Set down all of the entries precisely as they were written.
┌─ Data provided
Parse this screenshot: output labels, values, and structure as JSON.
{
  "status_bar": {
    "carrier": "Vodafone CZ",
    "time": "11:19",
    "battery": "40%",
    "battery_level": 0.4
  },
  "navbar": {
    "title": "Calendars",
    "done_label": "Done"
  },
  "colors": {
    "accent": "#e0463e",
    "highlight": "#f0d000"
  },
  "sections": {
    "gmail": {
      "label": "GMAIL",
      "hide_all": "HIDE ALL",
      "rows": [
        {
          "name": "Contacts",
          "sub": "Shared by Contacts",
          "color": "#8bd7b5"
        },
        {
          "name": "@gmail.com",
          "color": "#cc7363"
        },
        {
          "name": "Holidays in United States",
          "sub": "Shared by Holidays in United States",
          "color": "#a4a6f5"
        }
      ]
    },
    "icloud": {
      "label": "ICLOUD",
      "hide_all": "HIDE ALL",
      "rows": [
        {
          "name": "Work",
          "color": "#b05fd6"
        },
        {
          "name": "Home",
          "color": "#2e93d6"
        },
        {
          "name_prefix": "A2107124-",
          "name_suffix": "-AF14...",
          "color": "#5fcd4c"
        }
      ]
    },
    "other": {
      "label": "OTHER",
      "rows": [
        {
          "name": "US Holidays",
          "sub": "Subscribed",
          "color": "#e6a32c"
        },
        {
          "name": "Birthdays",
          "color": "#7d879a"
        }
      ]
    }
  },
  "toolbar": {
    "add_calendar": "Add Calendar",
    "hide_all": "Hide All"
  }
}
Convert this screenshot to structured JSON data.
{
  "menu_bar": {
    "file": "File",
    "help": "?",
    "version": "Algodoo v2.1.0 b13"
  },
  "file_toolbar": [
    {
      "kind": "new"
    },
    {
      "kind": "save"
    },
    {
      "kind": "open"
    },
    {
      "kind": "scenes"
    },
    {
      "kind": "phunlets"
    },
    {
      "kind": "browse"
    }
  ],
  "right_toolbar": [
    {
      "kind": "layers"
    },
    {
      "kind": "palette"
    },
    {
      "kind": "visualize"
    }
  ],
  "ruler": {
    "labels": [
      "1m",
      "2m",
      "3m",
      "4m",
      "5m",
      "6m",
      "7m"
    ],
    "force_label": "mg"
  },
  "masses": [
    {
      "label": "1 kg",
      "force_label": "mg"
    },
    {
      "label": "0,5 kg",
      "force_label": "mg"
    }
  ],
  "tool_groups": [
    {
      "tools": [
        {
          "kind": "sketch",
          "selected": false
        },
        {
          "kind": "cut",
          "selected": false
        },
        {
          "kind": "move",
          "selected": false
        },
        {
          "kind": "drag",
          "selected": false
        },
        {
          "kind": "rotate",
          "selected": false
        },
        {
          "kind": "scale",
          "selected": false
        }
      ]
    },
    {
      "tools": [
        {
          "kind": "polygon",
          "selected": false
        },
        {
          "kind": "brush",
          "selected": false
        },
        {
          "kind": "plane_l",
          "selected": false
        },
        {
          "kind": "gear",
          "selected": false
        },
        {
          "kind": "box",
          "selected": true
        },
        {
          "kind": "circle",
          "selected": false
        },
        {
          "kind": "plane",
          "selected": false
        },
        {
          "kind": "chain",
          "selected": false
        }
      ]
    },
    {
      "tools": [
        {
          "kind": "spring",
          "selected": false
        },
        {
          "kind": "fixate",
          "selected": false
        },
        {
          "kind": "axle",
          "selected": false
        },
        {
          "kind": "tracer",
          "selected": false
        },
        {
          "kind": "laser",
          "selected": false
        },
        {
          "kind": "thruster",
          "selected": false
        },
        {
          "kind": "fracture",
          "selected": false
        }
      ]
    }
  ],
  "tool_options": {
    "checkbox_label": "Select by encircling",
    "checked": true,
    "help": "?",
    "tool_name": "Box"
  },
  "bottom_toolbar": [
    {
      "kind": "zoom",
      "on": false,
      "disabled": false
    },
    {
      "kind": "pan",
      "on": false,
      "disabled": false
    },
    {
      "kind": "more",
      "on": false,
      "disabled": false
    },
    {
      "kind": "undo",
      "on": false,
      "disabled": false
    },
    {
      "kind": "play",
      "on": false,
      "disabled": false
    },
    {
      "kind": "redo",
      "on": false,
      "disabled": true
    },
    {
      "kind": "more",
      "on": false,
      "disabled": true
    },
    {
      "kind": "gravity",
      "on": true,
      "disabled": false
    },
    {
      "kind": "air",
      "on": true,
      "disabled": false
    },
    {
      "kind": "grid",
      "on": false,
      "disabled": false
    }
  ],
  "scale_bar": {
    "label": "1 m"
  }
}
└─
■ Written response ■
Parse this screenshot: output labels, values, and structure as JSON.
{
  "status_bar": {
    "carrier": "Vodafone CZ",
    "time": "11:19",
    "battery": "40%",
    "battery_level": 0.4
  },
  "navbar": {
    "title": "Calendars",
    "done_label": "Done"
  },
  "colors": {
    "accent": "#e0463e",
    "highlight": "#f0d000"
  },
  "sections": {
    "gmail": {
      "label": "GMAIL",
      "hide_all": "HIDE ALL",
      "rows": [
        {
          "name": "Contacts",
          "sub": "Shared by Contacts",
          "color": "#8bd7b5"
        },
        {
          "name": "@gmail.com",
          "color": "#cc7363"
        },
        {
          "name": "Holidays in United States",
          "sub": "Shared by Holidays in United States",
          "color": "#a4a6f5"
        }
      ]
    },
    "icloud": {
      "label": "ICLOUD",
      "hide_all": "HIDE ALL",
      "rows": [
        {
          "name": "Work",
          "color": "#b05fd6"
        },
        {
          "name": "Home",
          "color": "#2e93d6"
        },
        {
          "name_prefix": "A2107124-",
          "name_suffix": "-AF14...",
          "color": "#5fcd4c"
        }
      ]
    },
    "other": {
      "label": "OTHER",
      "rows": [
        {
          "name": "US Holidays",
          "sub": "Subscribed",
          "color": "#e6a32c"
        },
        {
          "name": "Birthdays",
          "color": "#7d879a"
        }
      ]
    }
  },
  "toolbar": {
    "add_calendar": "Add Calendar",
    "hide_all": "Hide All"
  }
}
Convert this screenshot to structured JSON data.
{
  "menu_bar": {
    "file": "File",
    "help": "?",
    "version": "Algodoo v2.1.0 b13"
  },
  "file_toolbar": [
    {
      "kind": "new"
    },
    {
      "kind": "save"
    },
    {
      "kind": "open"
    },
    {
      "kind": "scenes"
    },
    {
      "kind": "phunlets"
    },
    {
      "kind": "browse"
    }
  ],
  "right_toolbar": [
    {
      "kind": "layers"
    },
    {
      "kind": "palette"
    },
    {
      "kind": "visualize"
    }
  ],
  "ruler": {
    "labels": [
      "1m",
      "2m",
      "3m",
      "4m",
      "5m",
      "6m",
      "7m"
    ],
    "force_label": "mg"
  },
  "masses": [
    {
      "label": "1 kg",
      "force_label": "mg"
    },
    {
      "label": "0,5 kg",
      "force_label": "mg"
    }
  ],
  "tool_groups": [
    {
      "tools": [
        {
          "kind": "sketch",
          "selected": false
        },
        {
          "kind": "cut",
          "selected": false
        },
        {
          "kind": "move",
          "selected": false
        },
        {
          "kind": "drag",
          "selected": false
        },
        {
          "kind": "rotate",
          "selected": false
        },
        {
          "kind": "scale",
          "selected": false
        }
      ]
    },
    {
      "tools": [
        {
          "kind": "polygon",
          "selected": false
        },
        {
          "kind": "brush",
          "selected": false
        },
        {
          "kind": "plane_l",
          "selected": false
        },
        {
          "kind": "gear",
          "selected": false
        },
        {
          "kind": "box",
          "selected": true
        },
        {
          "kind": "circle",
          "selected": false
        },
        {
          "kind": "plane",
          "selected": false
        },
        {
          "kind": "chain",
          "selected": false
        }
      ]
    },
    {
      "tools": [
        {
          "kind": "spring",
          "selected": false
        },
        {
          "kind": "fixate",
          "selected": false
        },
        {
          "kind": "axle",
          "selected": false
        },
        {
          "kind": "tracer",
          "selected": false
        },
        {
          "kind": "laser",
          "selected": false
        },
        {
          "kind": "thruster",
          "selected": false
        },
        {
          "kind": "fracture",
          "selected": false
        }
      ]
    }
  ],
  "tool_options": {
    "checkbox_label": "Select by encircling",
    "checked": true,
    "help": "?",
    "tool_name": "Box"
  },
  "bottom_toolbar": [
    {
      "kind": "zoom",
      "on": false,
      "disabled": false
    },
    {
      "kind": "pan",
      "on": false,
      "disabled": false
    },
    {
      "kind": "more",
      "on": false,
      "disabled": false
    },
    {
      "kind": "undo",
      "on": false,
      "disabled": false
    },
    {
      "kind": "play",
      "on": false,
      "disabled": false
    },
    {
      "kind": "redo",
      "on": false,
      "disabled": true
    },
    {
      "kind": "more",
      "on": false,
      "disabled": true
    },
    {
      "kind": "gravity",
      "on": true,
      "disabled": false
    },
    {
      "kind": "air",
      "on": true,
      "disabled": false
    },
    {
      "kind": "grid",
      "on": false,
      "disabled": false
    }
  ],
  "scale_bar": {
    "label": "1 m"
  }
}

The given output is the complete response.